  • Tuesday, April 10, 2018
  • 18:05 - 18:15

Alejandro San Martin - Development of Optogenetics Tools to Measure Metabolic Flux at Subcellular Resolution in Intact Cells

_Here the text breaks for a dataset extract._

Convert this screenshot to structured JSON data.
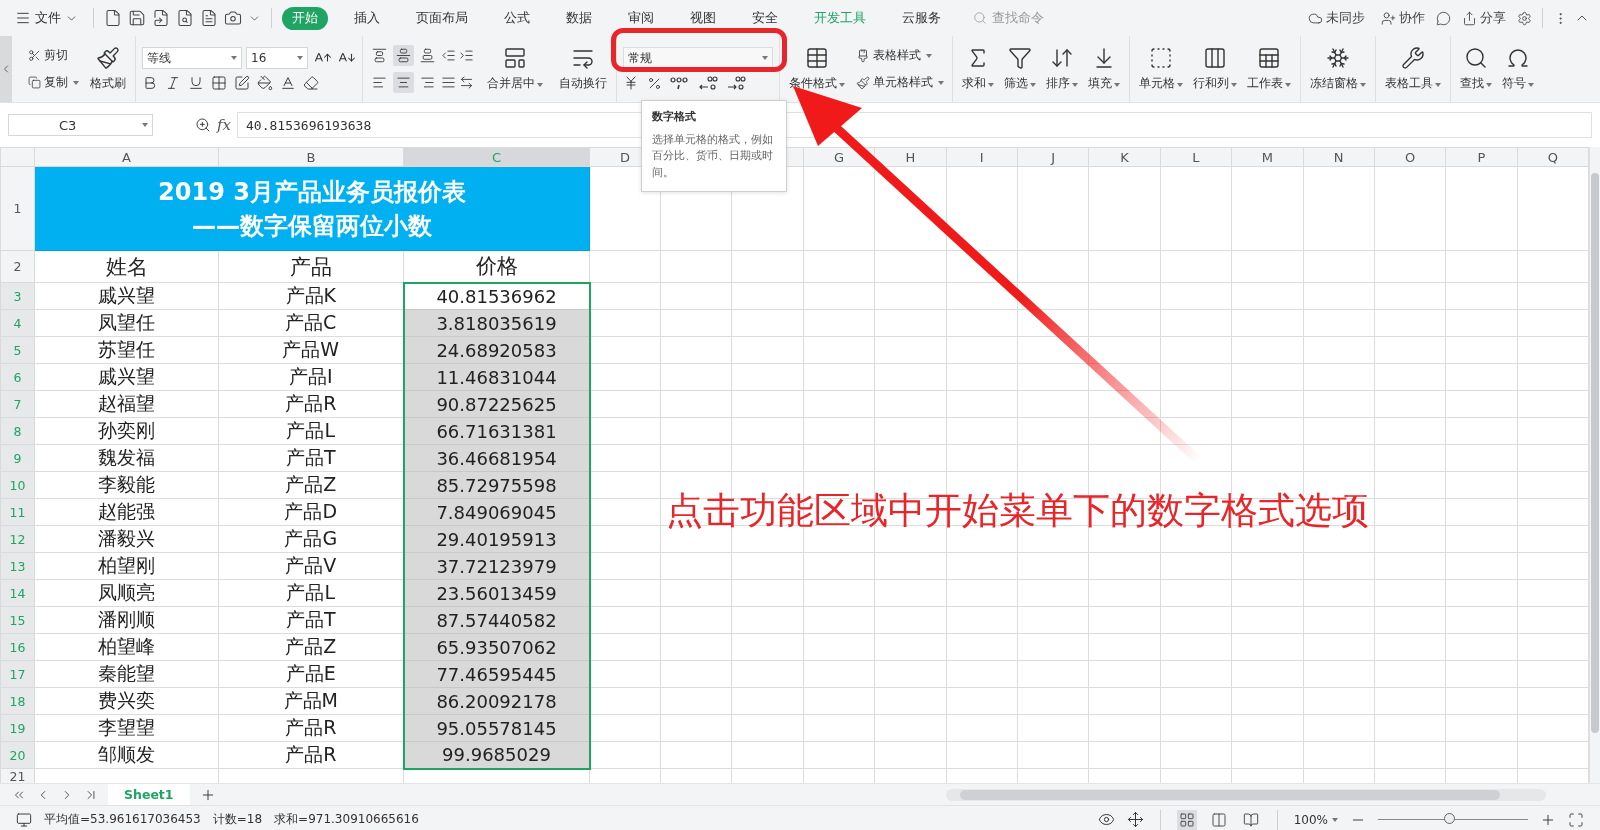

Metabolites are the nodes of a complex network which is highly conserved throughout life. Understanding of local fluxes within the metabolic grid is constrained by technological limitations, mainly spatiotemporal resolution. For example, it has been known for a while that the first enzyme of glycolysis is attached to mitochondria, but we do not know what is the functional meaning of this location. Current models of cellular metabolism assume that all mitochondria in a cell behave equally. Yet mitochondria within a given cell differ in terms of morphology, age, location, connectivity, motility, and crosstalk with plasma membrane and organelles. Are they all similar in terms of their metabolism? Technologies are emerging that are capable of measuring metabolites with subcellular resolution in living cells. Genetically-encoded nanosensors are proteins build by the fusion of a ligand binding moiety with a fluorescent protein. The binding of the test molecule produces a conformational change that affect the spectroscopy properties of the fluorescent partner. Being genetically-encoded, they can be expressed in single-cells and targeted to subcellular localizations such as mitochondria. Here we introduce PyronicSF, a single-wavelength nanosensor for pyruvate. This sensor undergoes a maximal fluorescent change of 250% and detects pyruvate between 0.03 and 12 mM, spanning the physiological range in mammalian cells. PyronicSF was insensitive to pH and a panel of molecules structurally related to pyruvate. In combination with pharmacological inhibition of the mitochondrial pyruvate carrier (MPC) it was possible to obtain real-time, reversible measurements of the rate of pyruvate consumption in single mitochondria. Our results show that it is possible to characterize metabolic flux in individual organelles. We envisage that single-mitochondria pyruvate consumption measurements will allow to go deep into the understanding of how subcellular localization, morphology, aging and motility can modulate mitochondrial function.